The state is doling out $900,000 to 200 schools to expand breakfast opportunities for students, and three local winners nabbed nearly $10,000.
Gov. Tom Wolf announced the grant recipients Wednesday, the inaugural round of his “School Breakfast Initiative.” The money is to be used to “increase and sustain breakfast participation by 20 percent by implementing or expanding alternative breakfast options,” according to a press release.
Such options include the idea of “grab-and-go” breakfasts, breakfast in the classroom, and “second chance breakfasts” available during a study hall or similar period, the release states.
The local recipients and amounts they are getting: Dallas High School, $2,825, Pittston Area High School, $3,310, and Wilkes-Barre Area Career and Technical Center, $3,689.

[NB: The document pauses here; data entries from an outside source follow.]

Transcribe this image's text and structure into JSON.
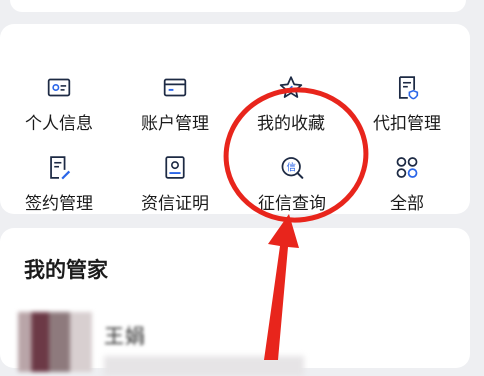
{
  "grid": {
    "items": [
      {
        "label": "个人信息"
      },
      {
        "label": "账户管理"
      },
      {
        "label": "我的收藏"
      },
      {
        "label": "代扣管理"
      },
      {
        "label": "签约管理"
      },
      {
        "label": "资信证明"
      },
      {
        "label": "征信查询"
      },
      {
        "label": "全部"
      }
    ]
  },
  "steward": {
    "title": "我的管家",
    "name": "王娟"
  },
  "annotation": {
    "color": "#e8251c"
  },
  "icon_colors": {
    "dark": "#1d2a44",
    "accent": "#2b66e8"
  }
}
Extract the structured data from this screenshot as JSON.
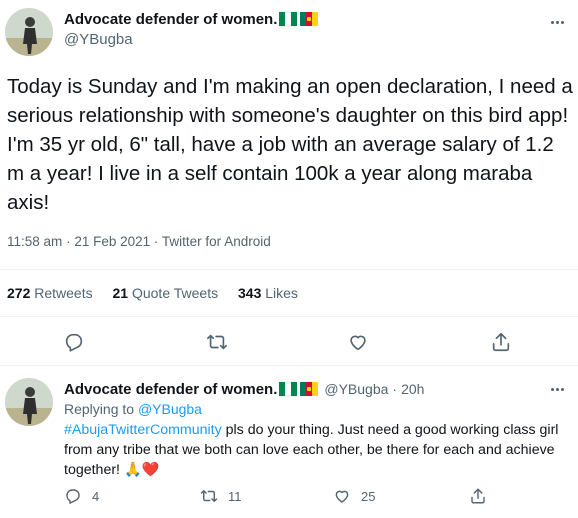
{
  "main_tweet": {
    "display_name": "Advocate defender of women.",
    "handle": "@YBugba",
    "text": "Today is Sunday and I'm making an open declaration, I need a serious relationship with someone's daughter on this bird app! I'm 35 yr old, 6\" tall, have a job with an average salary of 1.2 m a year! I live in a self contain 100k a year along maraba axis!",
    "time": "11:58 am",
    "date": "21 Feb 2021",
    "separator": "·",
    "source": "Twitter for Android",
    "stats": {
      "retweets_count": "272",
      "retweets_label": "Retweets",
      "quote_count": "21",
      "quote_label": "Quote Tweets",
      "likes_count": "343",
      "likes_label": "Likes"
    }
  },
  "reply_tweet": {
    "display_name": "Advocate defender of women.",
    "handle": "@YBugba",
    "separator": "·",
    "age": "20h",
    "replying_prefix": "Replying to",
    "replying_to": "@YBugba",
    "hashtag": "#AbujaTwitterCommunity",
    "text": " pls do your thing. Just need a good working class girl from any tribe that we both can love each other, be there for each and achieve together! ",
    "emojis": "🙏❤️",
    "reply_count": "4",
    "retweet_count": "11",
    "like_count": "25"
  },
  "colors": {
    "text": "#0f1419",
    "muted": "#536471",
    "link": "#1d9bf0",
    "divider": "#eff3f4",
    "nigeria_green": "#008751",
    "cameroon_green": "#007a5e",
    "cameroon_red": "#ce1126",
    "cameroon_yellow": "#fcd116"
  }
}
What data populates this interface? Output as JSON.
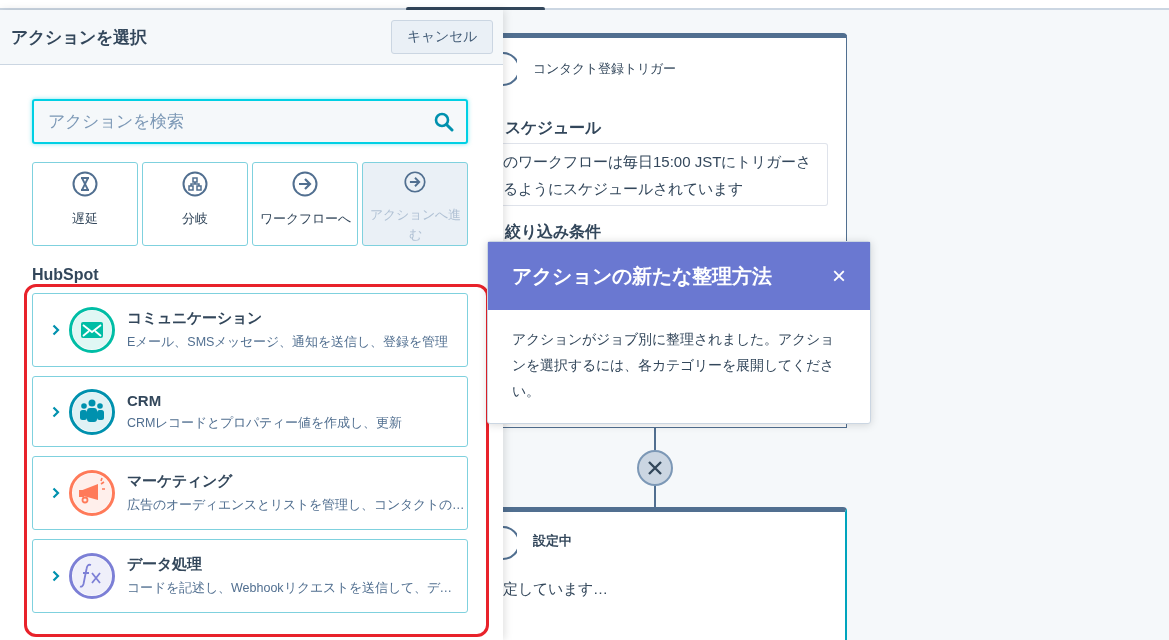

“A healthy breakfast helps students begin the school day ready to learn and succeed,” Wolf said in the release. “These school breakfast grants are an investment in the lives of thousands of children. When kids start the day with the nutrition they need, they grow up smarter, healthier, and stronger – and that means a smarter, healthier, stronger Pennsylvania.”
Supporters of such programs argue the evidence is overwhelming: Students grappling with hunger issues at home, or failing to get adequate nutrition are far more likely to fail at school. While government programs have long focused on subsidizing school lunches for low-income students, efforts to expand school breakfast programs are a relatively new idea, and one of the problems has been getting breakfasts to students who do not arrive early enough for a separate serving. The “alternative breakfast option” idea has appeal because it works to get some food to the student on their specific schedules.
Reach Mark Guydish at 570-991-6112 or on Twitter @TLMarkGuydish